"It would be a huge goal of mine to play in the Ryder Cup," said Compton, who currently resides 19th in the standings. The top nine automatically qualify for the biennial competition, which this September will be held in Scotland. "It would be a huge goal of mine to be a tournament winner on the PGA Tour, and whether that's a major or a PGA Tour event, whichever comes first, I mean, I'd love to win.
"But winning comes as a result of hitting fairways and hitting the shots that you're supposed to hit. You know, I don't get too caught up with it. I know when I go to the first tee I have to hit the shot that I need to, and the rest comes with that.
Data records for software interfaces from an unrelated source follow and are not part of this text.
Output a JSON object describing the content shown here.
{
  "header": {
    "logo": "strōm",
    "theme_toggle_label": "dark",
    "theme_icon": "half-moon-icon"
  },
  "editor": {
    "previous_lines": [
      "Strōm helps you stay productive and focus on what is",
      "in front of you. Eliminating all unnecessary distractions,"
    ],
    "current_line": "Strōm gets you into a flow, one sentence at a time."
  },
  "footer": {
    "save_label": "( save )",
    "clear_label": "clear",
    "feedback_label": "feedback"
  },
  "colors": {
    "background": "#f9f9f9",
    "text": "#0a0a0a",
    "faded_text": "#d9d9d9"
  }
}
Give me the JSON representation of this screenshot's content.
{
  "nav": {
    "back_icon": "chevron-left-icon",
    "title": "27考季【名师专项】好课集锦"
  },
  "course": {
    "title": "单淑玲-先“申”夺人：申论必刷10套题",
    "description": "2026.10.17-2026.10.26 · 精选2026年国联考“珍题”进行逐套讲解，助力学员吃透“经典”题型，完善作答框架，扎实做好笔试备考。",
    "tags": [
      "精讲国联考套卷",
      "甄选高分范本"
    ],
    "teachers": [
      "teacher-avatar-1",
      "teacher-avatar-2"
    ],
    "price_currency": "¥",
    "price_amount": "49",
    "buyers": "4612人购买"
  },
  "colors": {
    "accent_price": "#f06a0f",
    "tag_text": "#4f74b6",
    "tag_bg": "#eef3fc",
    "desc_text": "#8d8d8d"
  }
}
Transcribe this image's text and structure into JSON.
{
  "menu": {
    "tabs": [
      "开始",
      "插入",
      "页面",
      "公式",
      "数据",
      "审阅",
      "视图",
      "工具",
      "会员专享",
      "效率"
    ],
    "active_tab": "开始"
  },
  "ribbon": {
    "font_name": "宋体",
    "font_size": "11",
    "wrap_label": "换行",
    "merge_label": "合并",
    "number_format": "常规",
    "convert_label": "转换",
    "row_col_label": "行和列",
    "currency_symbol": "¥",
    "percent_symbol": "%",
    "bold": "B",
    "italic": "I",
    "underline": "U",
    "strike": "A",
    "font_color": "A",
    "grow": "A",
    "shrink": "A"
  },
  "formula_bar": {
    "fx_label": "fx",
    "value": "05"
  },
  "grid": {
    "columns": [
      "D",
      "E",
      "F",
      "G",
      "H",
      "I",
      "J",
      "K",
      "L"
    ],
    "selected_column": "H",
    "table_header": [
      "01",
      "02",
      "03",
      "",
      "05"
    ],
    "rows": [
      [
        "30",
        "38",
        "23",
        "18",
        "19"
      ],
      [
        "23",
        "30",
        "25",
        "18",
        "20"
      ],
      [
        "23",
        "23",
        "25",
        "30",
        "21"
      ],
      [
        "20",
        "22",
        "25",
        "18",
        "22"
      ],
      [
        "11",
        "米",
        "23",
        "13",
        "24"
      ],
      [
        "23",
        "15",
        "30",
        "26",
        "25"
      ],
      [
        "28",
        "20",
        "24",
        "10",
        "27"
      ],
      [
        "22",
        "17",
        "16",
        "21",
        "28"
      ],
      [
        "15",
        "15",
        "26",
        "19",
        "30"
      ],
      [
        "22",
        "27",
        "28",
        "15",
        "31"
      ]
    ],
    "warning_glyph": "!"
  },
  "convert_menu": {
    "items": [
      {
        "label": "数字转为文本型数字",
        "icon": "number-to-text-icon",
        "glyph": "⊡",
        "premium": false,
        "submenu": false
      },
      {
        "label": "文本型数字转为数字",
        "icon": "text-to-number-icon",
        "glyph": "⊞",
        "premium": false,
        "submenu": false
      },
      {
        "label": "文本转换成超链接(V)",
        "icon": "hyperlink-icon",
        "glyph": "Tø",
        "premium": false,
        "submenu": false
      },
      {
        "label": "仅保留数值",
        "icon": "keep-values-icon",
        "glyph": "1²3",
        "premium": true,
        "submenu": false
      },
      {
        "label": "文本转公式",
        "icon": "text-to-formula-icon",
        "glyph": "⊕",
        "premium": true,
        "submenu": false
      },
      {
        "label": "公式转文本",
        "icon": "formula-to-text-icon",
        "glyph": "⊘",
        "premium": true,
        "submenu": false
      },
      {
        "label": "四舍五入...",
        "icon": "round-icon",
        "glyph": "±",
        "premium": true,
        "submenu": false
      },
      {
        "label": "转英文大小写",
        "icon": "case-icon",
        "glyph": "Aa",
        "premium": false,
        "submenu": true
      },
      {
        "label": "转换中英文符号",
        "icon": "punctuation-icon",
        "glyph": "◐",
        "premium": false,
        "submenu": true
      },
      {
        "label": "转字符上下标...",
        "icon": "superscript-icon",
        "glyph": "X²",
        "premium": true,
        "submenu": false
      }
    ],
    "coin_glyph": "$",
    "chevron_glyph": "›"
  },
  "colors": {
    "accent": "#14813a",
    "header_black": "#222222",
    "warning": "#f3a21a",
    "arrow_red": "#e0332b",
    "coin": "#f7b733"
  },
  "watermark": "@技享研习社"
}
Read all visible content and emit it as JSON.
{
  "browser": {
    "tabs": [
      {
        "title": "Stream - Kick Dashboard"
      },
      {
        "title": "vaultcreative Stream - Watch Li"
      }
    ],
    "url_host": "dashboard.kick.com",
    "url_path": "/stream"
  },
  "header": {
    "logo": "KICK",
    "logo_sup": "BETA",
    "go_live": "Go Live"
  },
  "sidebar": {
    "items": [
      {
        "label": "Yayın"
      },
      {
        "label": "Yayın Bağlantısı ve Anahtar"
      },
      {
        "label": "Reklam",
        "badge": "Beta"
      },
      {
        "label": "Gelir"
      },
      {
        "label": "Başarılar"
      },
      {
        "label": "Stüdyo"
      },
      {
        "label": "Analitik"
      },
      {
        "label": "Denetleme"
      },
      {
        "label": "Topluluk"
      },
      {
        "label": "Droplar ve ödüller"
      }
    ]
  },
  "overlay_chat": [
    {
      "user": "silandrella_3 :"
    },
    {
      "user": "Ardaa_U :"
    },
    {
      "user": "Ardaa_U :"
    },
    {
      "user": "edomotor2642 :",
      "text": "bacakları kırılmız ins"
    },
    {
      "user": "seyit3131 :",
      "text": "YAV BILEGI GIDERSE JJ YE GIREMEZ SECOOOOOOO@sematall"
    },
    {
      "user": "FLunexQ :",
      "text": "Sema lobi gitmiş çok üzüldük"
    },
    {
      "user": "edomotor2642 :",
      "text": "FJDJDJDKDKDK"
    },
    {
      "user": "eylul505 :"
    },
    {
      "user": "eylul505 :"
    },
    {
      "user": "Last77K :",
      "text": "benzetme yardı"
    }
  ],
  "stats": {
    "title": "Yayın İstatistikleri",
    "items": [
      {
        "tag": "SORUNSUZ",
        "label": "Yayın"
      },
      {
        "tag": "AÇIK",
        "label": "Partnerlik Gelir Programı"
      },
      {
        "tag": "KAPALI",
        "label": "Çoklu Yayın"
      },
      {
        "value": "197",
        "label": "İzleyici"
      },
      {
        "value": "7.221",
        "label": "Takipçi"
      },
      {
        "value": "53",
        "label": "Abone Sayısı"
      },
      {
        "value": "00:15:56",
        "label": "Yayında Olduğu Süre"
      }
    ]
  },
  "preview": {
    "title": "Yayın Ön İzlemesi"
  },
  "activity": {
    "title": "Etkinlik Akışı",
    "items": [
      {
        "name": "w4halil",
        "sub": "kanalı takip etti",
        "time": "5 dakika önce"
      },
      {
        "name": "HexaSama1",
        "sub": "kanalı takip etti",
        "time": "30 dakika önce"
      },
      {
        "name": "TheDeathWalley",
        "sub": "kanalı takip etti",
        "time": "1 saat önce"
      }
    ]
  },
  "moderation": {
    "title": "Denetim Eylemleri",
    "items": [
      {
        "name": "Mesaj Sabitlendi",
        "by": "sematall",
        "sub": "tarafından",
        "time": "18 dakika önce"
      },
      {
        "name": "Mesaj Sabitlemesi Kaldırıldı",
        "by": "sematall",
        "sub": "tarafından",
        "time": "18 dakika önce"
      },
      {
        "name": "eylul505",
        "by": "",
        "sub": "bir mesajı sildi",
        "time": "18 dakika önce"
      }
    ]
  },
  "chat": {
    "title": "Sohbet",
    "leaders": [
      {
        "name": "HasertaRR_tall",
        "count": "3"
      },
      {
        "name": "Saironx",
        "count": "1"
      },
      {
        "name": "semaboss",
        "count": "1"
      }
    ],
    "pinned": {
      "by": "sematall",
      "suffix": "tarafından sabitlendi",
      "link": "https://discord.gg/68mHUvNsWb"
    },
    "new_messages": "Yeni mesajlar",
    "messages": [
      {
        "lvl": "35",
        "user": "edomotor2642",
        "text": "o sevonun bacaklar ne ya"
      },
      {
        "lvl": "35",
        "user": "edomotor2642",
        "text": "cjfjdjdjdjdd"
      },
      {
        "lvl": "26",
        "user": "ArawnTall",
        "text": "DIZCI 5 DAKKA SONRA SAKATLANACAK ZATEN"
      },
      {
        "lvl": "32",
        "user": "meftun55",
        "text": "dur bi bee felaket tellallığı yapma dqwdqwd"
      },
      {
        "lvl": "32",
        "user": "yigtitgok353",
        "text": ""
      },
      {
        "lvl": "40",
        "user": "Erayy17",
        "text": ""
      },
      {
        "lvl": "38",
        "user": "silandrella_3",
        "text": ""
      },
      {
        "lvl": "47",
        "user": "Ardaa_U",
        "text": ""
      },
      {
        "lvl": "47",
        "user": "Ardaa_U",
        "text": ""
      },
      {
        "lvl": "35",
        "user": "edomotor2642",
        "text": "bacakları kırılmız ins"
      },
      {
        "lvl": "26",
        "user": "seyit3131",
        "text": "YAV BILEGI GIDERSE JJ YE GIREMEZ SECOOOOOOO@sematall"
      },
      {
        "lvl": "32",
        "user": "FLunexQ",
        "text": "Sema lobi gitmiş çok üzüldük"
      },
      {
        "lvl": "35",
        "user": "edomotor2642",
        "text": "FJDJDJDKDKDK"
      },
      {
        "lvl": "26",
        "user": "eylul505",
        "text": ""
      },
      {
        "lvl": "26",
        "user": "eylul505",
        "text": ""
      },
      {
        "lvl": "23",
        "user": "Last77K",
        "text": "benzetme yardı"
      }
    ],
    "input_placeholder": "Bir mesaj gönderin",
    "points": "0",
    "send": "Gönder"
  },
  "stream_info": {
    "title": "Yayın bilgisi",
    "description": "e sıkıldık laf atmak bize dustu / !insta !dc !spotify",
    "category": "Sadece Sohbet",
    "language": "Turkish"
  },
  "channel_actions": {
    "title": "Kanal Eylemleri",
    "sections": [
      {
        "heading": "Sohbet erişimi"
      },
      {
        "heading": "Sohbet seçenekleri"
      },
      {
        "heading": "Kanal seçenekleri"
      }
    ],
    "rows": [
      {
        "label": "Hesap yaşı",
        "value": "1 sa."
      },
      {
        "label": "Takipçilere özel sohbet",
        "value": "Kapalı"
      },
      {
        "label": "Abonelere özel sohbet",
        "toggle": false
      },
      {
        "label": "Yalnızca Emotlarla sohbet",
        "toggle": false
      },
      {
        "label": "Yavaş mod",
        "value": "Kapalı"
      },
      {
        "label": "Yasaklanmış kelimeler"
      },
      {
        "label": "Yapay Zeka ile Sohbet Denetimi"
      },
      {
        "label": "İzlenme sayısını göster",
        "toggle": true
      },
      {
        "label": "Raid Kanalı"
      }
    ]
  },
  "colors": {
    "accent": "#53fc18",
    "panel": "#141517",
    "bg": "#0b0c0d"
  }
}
But you do picture yourself in big moments, making a big putt, because that's what we all live for."
Compton is in the midst of his best season as a pro. He stands 37th on the PGA Tour money list with $1,652,563 in earnings (more than double his previous best year of 2013.) If the tour still gave out a comeback player of the year award, they might as well close down the voting until Compton retired. How could you vote for anyone else?
After being one of only three golfers to finish under par at Pinehurst No. 2, Compton said his phone blew up with texts after the U.S. Open, including a message from the Miami Heat's Ray Allen. When pressed for more names or stories, he declined to elaborate, but you got the sense that many around the world are following his story and reached out to the former University of Georgia golfer who was once the No. 1-ranked junior player in the country.
This week, Compton is listed as an 80-1 shot at the Travelers Championship. Given all he has been through inside and outside the ropes, it might not be wise to bet against him.
PGA Tour player Erik Compton puts aside his personal history of medical trauma to help a greater cause, writes ESPN.com's Kevin Maguire.